There are some anecdotal reports of an increase following burning in the occurrence of sedge species such as Eriophorum spp., which have aerenchymatous tissue that is known to promote direct methane losses to the atmosphere (Gray, 2006) and Gray (2006) also reported high levels of methane emission from a blanket bog site shortly after a fire. However, Ward et al., (2007) reported a slight reduction in net methane emissions in burned plots nine years after the fire. These limited data thereforeimply that post-fire methane fluxes are likely to varysignificantly through time. Similarly, changes in soil physical structure leading to increased periods of desiccation would logically favour increased potential for methane oxidation, though Chen et al. (2008) found no conclusive evidence for this.
It would therefore seem logical to investigate whether there is a ‘best practice’ muirburn frequency that could be adopted for a given site, based on the likely losses of C during the burn and the carbon sequestration capacity, so that total losses are minimised.
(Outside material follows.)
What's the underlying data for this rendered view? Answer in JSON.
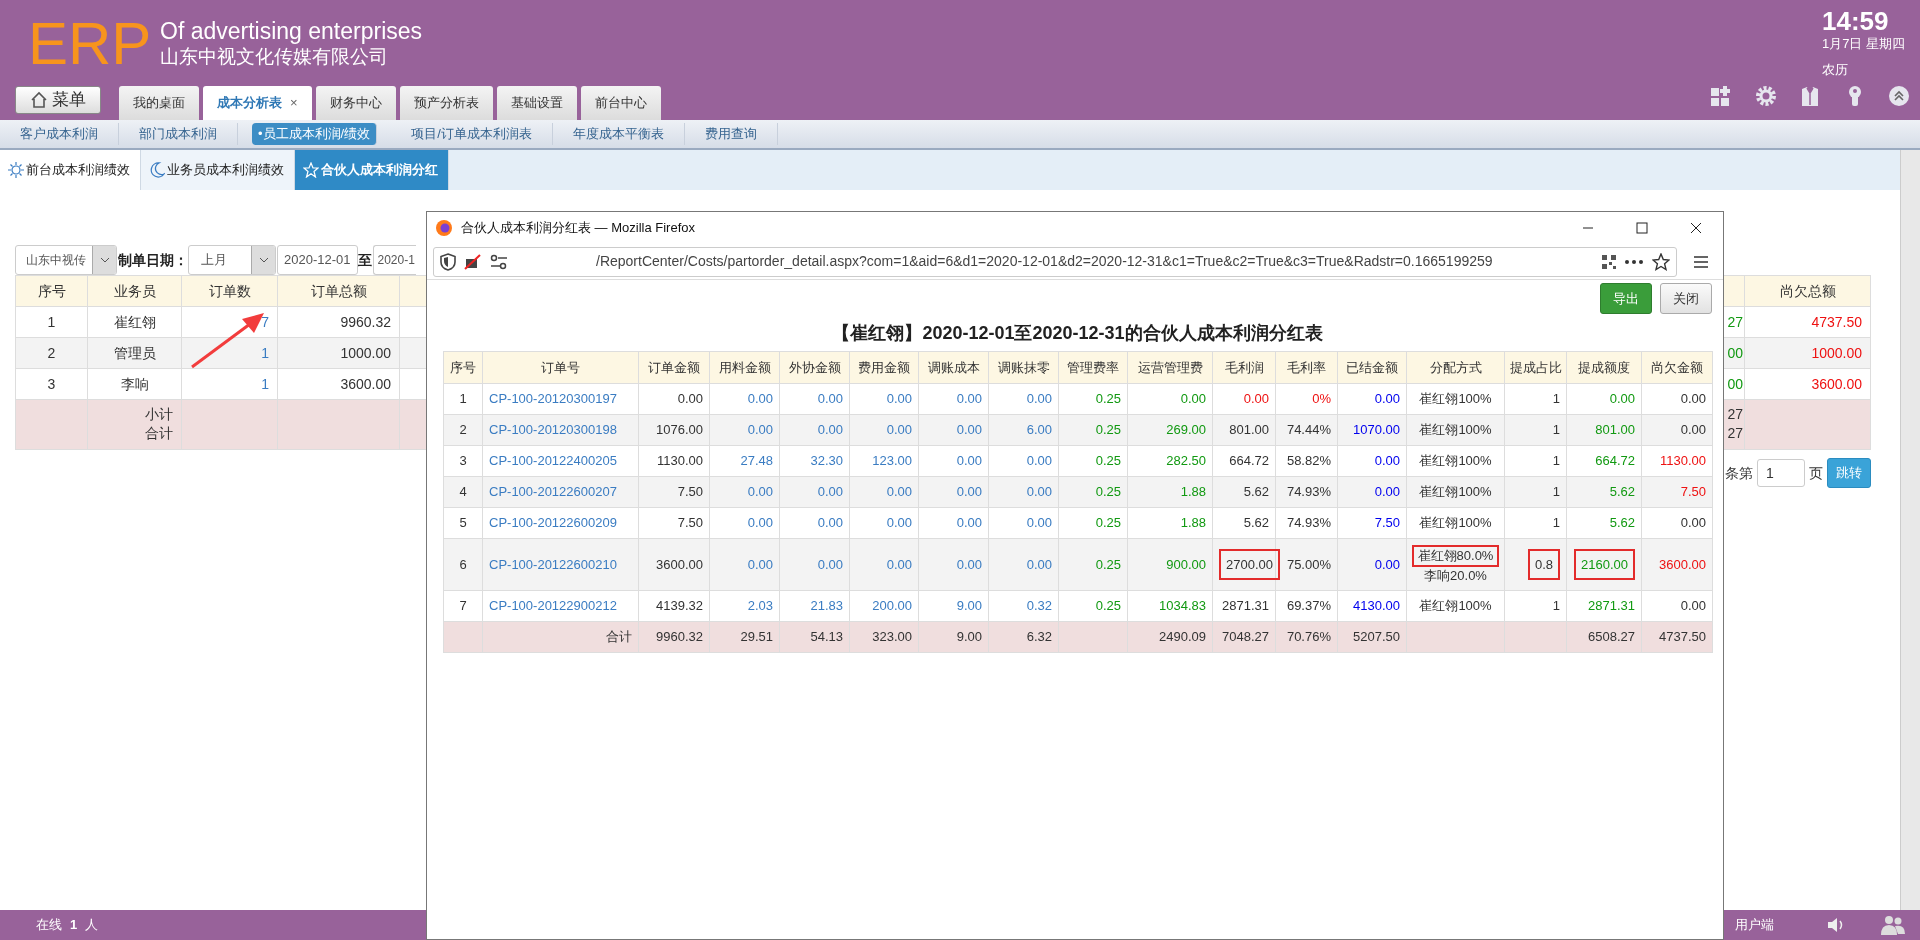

Some reports advocate the mixed burning strategy that would allow for the development of a mixture of normal burn cycle as well as long term unburned stands. Such a strategy may favour the maximisation of C sequestration potential as long as fuel loads in the long term unburned stands do not lead to a high risk of a more severe fire.